Wished to proclaim.

Stood our King,

Steadfast Tristram,

Surveying vassals

With veiled pride.


"Brave Our Warriors

Bold of Heart,

Great the Glory

Gained for Kingdom.

Hallowed Huscarls

Held on high,

Fierce in Battle

Foeman's bane.


Find we One

Fyrdman Worthy

Field an Axe

defending King.

We request, require,

Command, demand,

To honor Skill,

Ottarsson Rauðr!"


Gentles, comrades

Adjudged him ready

Sought sight

Of son of Ottar.

Waited in gladness

Watched for new Huscarl

Without appearance

By Ottarsson Rauðr.


Thundered Sovereign,

"Thrice be-damned man!

Not ten minutes

Taken leave,

Our High Hall

He was in.

Where is Our Fyrdman;

Why gone?"


Tremulous voice

Tiny after

King's bellow

Cut through crowd:

"Dread Lord,

Deep apologies:

I pale to tell

He parted to nap."


Our King stilled,


Turned with dignity

Toward His people.

"Nothing else

Now to Effect.

Scatter, Subjects;

Silence, this Matter."

Sun set.

Soon after

Flocked the Court

In front of thrones.

Celebrate service:

Several gained titles;

Swans and Torses

Settled on chests.


Rex Tristram

Rose up.

To silent subjects

Sent His voice,

Visage stern.

"Vexed your King,

Waxes Wroth

Your Wondrous Queen.


Huscarls, seize

Him who Dared

Offend Us."

Furious Huscarls

Dove in droves

Down, around,

After erring

Ottarsson Rauðr.


Grabbing arms

Grabbing legs

Over his dismay

Airward raising

One leg dragging

Liegemen fetching,

To fling down

At foot of King.


Steadfast Tristram

Stared at captive,

Deigning at last

Address the man.

"Three hours

They attendant

Knew what you

Knew not.


Huscarl's title

Have you held,

But you'd left lists

Left king.

First feat:

Falling asleep.

Earned are epithets,

Earned you have.


We bequeath a nomen

To keep until

Effort earns

Else: "Sleeper."

Chieftains Court

Cheering deafening,


Warrior rose.



February, Anno Societatis XLI

2007 Gregorian


The author is glad to offer her article and/or poetry and/or essay for use in any non-profit (unless you pay royalties... ;) endeavor, providing her authorship is acknowledged.  If her work is to be used outside an SCA context, she asks that her modern name, Caitlin Johnoff, be affixed.  If possible, the author would like to be notified at alianoraree at yahoo.com if any of her work is used, so that she can do a happy bouncy dance.  Questions (or corrections) should be forwarded to the same email address.  "Ottarssonssong" is seperable from the article.


Copyright 2007 by Caitlin Johnoff. <alianoraree at yahoo.com>.


If this article is reprinted in a publication, I would appreciate a notice in the publication that you found this article in the Florilegium.

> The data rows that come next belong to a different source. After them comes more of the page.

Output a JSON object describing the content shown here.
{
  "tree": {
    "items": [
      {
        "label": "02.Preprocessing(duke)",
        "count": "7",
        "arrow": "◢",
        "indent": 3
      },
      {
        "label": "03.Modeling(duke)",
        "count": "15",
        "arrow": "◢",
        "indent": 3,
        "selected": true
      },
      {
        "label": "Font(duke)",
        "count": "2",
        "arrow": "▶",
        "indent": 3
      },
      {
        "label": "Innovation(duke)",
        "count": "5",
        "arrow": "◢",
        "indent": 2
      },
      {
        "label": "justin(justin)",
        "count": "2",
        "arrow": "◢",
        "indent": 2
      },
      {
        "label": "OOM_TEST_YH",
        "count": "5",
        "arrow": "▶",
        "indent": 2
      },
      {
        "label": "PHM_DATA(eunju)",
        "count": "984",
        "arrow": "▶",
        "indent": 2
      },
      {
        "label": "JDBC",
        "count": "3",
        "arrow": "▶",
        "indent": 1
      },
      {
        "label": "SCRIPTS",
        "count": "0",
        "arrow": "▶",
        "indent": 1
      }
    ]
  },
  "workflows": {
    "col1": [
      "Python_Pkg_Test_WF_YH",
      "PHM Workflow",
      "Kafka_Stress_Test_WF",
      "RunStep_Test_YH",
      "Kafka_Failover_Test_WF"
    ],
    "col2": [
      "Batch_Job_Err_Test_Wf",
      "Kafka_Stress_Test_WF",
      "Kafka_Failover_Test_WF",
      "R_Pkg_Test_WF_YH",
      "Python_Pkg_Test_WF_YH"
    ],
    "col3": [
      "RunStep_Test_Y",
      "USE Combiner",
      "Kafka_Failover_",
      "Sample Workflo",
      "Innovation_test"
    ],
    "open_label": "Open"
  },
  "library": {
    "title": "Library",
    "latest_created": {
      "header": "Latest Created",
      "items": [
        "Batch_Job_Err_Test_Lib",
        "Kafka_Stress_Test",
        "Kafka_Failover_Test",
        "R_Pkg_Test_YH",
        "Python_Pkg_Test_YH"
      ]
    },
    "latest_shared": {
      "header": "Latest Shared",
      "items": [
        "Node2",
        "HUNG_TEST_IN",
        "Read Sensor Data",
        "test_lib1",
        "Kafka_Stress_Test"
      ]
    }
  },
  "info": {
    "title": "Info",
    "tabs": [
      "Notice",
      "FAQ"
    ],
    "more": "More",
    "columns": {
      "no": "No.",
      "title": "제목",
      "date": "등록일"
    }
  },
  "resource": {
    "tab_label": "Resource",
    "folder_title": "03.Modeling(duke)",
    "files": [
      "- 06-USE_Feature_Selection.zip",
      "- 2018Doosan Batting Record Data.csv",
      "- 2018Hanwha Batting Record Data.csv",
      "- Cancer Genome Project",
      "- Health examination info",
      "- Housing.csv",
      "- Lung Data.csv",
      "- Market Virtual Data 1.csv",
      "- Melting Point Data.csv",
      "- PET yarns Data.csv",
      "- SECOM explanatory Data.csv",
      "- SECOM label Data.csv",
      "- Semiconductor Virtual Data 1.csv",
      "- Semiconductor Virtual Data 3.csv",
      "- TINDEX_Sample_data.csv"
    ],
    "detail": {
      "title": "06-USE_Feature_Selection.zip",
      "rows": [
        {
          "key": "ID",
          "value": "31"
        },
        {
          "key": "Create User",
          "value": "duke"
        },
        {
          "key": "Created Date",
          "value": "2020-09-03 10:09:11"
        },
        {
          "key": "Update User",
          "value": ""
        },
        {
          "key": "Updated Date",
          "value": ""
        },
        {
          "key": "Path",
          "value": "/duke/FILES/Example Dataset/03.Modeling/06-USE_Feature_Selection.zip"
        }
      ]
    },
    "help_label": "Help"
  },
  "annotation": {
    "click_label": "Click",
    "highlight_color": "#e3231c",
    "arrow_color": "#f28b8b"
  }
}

I would also appreciate an email to myself, so that I can track which articles are being reprinted. Thanks. -Stefan.


<the end>

Formatting copyright © Mark S. Harris (THLord Stefan li Rous).
All other copyrights are property of the original article and message authors.

Comments to the Editor: stefan at florilegium.org